  1. There’s always a villain:  there always seems to be someone who is either a corrupt businessman, political leader(s), or a corrupt royal.  The lessons I get from these movies is; we seem to like having leaders.  No matter what we do in life, we like to have someone who will lead us along the path we chose, whether it’s good or bad.  We consciously follow someone who tells us that if we follow them, we can have what we want – money, power, security/safety… you name it, we feel that we can only get what we want from following someone who uses us to their benefit while telling us that we’ll get what we want by following them.  I fail to understand this mentality.
  2. There is the individual:  the individual is usually the hero of such films.  Why?  Why is it there is only one person that stands up for his/her dignity, his/her rights as a human-being and becomes the hero?  Why isn’t there more people standing up for what’s right, not just for themselves, but for everyone?  Are we that weak, selfish, greedy or self-absorbed that we feel stronger in a group so to take from others that is legitimately theirs?  The individual, whether in movies or real life is the one that suffers a lot for not yielding to the pressures of the masses.  In movies, the individual, after suffering great losses – friends, family, home, wealth, health… you name it, they emerge as the smiling victors, which we know is not always true.  We may emerge victorious, but not always smiling.  We may have done well for ourselves and others, or sometimes, just for others, but we know that someone had to do something other than just let the injustices continue.
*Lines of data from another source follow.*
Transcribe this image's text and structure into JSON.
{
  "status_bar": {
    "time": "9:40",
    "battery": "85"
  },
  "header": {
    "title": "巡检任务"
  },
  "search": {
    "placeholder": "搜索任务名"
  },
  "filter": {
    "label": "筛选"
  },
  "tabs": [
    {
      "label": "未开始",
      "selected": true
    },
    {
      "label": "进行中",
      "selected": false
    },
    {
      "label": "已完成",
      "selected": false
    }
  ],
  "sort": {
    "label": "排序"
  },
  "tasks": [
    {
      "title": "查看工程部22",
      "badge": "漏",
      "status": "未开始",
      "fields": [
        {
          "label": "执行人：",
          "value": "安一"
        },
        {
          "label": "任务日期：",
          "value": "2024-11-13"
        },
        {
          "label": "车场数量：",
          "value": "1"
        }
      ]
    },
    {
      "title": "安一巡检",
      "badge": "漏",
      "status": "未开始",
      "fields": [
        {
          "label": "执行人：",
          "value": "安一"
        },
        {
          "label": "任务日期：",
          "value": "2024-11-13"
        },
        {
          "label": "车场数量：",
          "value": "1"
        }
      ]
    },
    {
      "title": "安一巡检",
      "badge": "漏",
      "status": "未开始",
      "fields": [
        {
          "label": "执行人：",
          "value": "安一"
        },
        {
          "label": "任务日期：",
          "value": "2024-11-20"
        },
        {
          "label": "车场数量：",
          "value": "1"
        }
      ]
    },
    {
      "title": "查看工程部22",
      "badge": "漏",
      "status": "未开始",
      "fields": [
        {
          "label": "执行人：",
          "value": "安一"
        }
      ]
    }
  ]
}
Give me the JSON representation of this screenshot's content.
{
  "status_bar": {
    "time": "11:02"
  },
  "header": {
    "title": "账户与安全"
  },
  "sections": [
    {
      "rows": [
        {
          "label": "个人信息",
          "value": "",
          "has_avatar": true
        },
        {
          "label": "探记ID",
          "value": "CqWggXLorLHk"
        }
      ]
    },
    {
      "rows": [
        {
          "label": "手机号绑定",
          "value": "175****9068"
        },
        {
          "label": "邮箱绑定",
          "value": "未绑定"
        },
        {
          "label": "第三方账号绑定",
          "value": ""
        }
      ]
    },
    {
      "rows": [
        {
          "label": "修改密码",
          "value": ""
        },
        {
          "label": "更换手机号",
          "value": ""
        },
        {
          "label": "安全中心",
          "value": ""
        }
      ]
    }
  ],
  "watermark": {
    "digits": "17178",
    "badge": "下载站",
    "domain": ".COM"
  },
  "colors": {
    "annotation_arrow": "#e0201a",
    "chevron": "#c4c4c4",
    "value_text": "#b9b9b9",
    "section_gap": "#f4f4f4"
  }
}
Today, we still have people not only willing to follow others, but look for someone to lead us through our tough times.  Around the world there are protests of all kinds, demanding fairness in government; equal opportunities to earn a decent living; wholesome foods; clean water; a place to call home that is comfortable; education… the list goes on and on.  In the U.S., Presidential elections are afoot, and it seems that people are willing to make their choices from the two main parties – a choice between the “lesser of two evils”, but does anyone care that there are other candidates? There is the “Occupy Wall Street” protests going on in the U.S., Arab Spring… and all of these have leaders, and people willing to follow them.  Where are the individuals like Mahatma Gandhi who taught us that to bring about true change, it starts with us, the individual – with our attitude of peace and love.  The quiet revolution of love and peace is what governments and corporations can’t control.  The moment you/we become violent is the moment you’ve/we’ve lost the battle.  Governments have shown us repeatedly that they know how to deal with violence, and haven’t we seen enough violence?  Haven’t we understood the old expression, “Fighting for peace is like having sex to create virginity” (ok, I cleaned it up :p ), or what Albert Einstein told us long ago, “Insanity: doing the same thing over and over again and expecting different results”, and, “I am not only a pacifist but a militant pacifist. I am willing to fight for peace. Nothing will end war unless those people themselves refuse to go to war.” 

We as individuals, not as an organized group (at least not at the start) have to be willing to stand alone when no one else will and declare, “This is NOT right!”

The world is changing rapidly, right now, as you read this – you know this to be true, even if you don’t talk about it with others.  Where will you be when the dramatic changes come to you?  With a group of followers, or standing for what you know is true and correct for you and all others?

Are you a follower, or an individual?  We don’t need more leaders, we need everyday people willing to be examples of truth, love and peace.

All the best on your quest for… you!

English: Albert Einstein, official 1921 Nobel ...

English: Albert Einstein, official 1921 Nobel Prize in Physics photograph. Français : Albert Einstein, photographie officielle du Prix Nobel de Physique 1921. (Photo credit: Wikipedia)

Mohandas K. Gandhi (1869-1948), political and ...

Mohandas K. Gandhi (1869-1948), political and spiritual leader of India. Location unknown. Français : Mohandas Karamchand Gandhi (1869-1948), Guide politique et spirituel de l’Inde. Lieu inconnu. (Photo credit: Wikipedia)